Dish is the USA's number-two satellite-to-home video broadcaster and posted net income of $217 million, or 48 cents a share, versus $175 million, or 39 cents a share, a year earlier.
But its customer base shrank for the third quarter in a row while marketing costs climbed. The gains in Dish's net income are primarily the result of raising prices and customers opting for more features. But even with average monthly prices up by 5% in the last quarter, the company hasn't been able to maintain the same revenue growth rate it had previously. Revenue grew 1% to $2.92 billion -- compared with a robust 11% a year ago -- highlighting Dish's increasing difficulty in sticking with its traditional focus on rural and lower-income customers.
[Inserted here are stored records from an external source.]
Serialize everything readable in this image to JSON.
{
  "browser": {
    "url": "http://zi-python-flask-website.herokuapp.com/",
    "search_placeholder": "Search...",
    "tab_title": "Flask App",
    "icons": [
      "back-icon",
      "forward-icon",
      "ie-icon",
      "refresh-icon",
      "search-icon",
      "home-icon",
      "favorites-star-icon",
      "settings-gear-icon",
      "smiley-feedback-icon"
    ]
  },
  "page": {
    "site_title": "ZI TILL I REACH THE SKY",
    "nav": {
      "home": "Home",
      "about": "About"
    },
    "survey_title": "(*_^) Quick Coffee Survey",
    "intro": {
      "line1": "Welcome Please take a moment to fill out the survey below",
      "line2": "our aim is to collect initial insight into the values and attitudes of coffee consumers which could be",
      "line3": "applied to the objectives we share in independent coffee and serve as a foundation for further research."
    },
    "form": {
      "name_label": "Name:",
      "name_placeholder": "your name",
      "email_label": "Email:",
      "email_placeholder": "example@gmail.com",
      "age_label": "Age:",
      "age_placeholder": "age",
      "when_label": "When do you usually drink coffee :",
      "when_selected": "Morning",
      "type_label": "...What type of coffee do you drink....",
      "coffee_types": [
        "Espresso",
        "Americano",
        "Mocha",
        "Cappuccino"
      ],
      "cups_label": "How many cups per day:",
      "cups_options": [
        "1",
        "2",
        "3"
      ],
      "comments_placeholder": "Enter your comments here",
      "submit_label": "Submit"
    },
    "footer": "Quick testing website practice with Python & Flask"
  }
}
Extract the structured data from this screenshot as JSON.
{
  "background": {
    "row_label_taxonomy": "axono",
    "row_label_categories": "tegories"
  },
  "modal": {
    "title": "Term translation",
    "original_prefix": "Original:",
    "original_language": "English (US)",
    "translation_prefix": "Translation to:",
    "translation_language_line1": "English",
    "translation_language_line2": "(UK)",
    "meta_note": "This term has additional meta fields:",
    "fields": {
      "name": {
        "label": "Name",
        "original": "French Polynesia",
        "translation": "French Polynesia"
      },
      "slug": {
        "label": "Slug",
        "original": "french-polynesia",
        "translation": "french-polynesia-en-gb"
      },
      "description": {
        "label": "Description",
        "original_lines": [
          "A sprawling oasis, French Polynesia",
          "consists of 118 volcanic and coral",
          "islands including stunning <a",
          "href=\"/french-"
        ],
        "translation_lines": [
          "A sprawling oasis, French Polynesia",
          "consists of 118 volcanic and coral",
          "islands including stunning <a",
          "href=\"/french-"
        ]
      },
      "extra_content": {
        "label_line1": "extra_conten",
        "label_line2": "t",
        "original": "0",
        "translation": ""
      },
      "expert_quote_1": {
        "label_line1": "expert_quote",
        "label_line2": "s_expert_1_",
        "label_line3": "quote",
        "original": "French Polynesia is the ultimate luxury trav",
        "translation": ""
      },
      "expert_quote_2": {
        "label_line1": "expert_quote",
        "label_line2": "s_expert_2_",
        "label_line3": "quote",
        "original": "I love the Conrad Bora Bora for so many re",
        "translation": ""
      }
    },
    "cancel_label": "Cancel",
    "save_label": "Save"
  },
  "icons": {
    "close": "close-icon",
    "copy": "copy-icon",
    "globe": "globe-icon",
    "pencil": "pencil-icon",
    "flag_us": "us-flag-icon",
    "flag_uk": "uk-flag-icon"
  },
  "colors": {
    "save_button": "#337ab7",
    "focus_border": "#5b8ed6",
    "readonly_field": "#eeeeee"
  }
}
Coupled with a wider fourth-quarter loss posted by sister firm EchoStar Corp. -- which also is controlled by Dish Chairman and founder Charles Ergen -- the results are bound to increase pressure on Ergen to find new partners or devise another survival strategy.
Even before the current economic turmoil, limited satellite capacity and other factors constrained Dish's high-definition program lineup compared with larger rival DirecTV. Dish lost more than 100,000 net subscribers during last year's fourth quarter, while DirecTV gained 301,000 net new customers in the same period. Dish also has been losing momentum due to aggressive video and Internet packages offered by cablecos and telcos.
For some time, analysts have viewed Ergen and his management team as treading water until they could find a way to differentiate their offerings from those of rivals. Now, many of the same analysts believe the company must urgently chart a new strategy. Dish's efforts to plot a new course suffered a major blow last month, when Ergen failed to gain control of Sirius XM Radio. The long-term goal, was seen to be combining broadcast spectrum and in-orbit assets to create a truly mobile video network.
Dish was hurt last month when AT&T officially ended its partnership and switched its joint marketing efforts to DirecTV. The AT&T tie-up accounted for nearly 20% of new subscribers in the latest quarter, and no new partners appear ready to make up the loss. (info from The Wall Street Journal)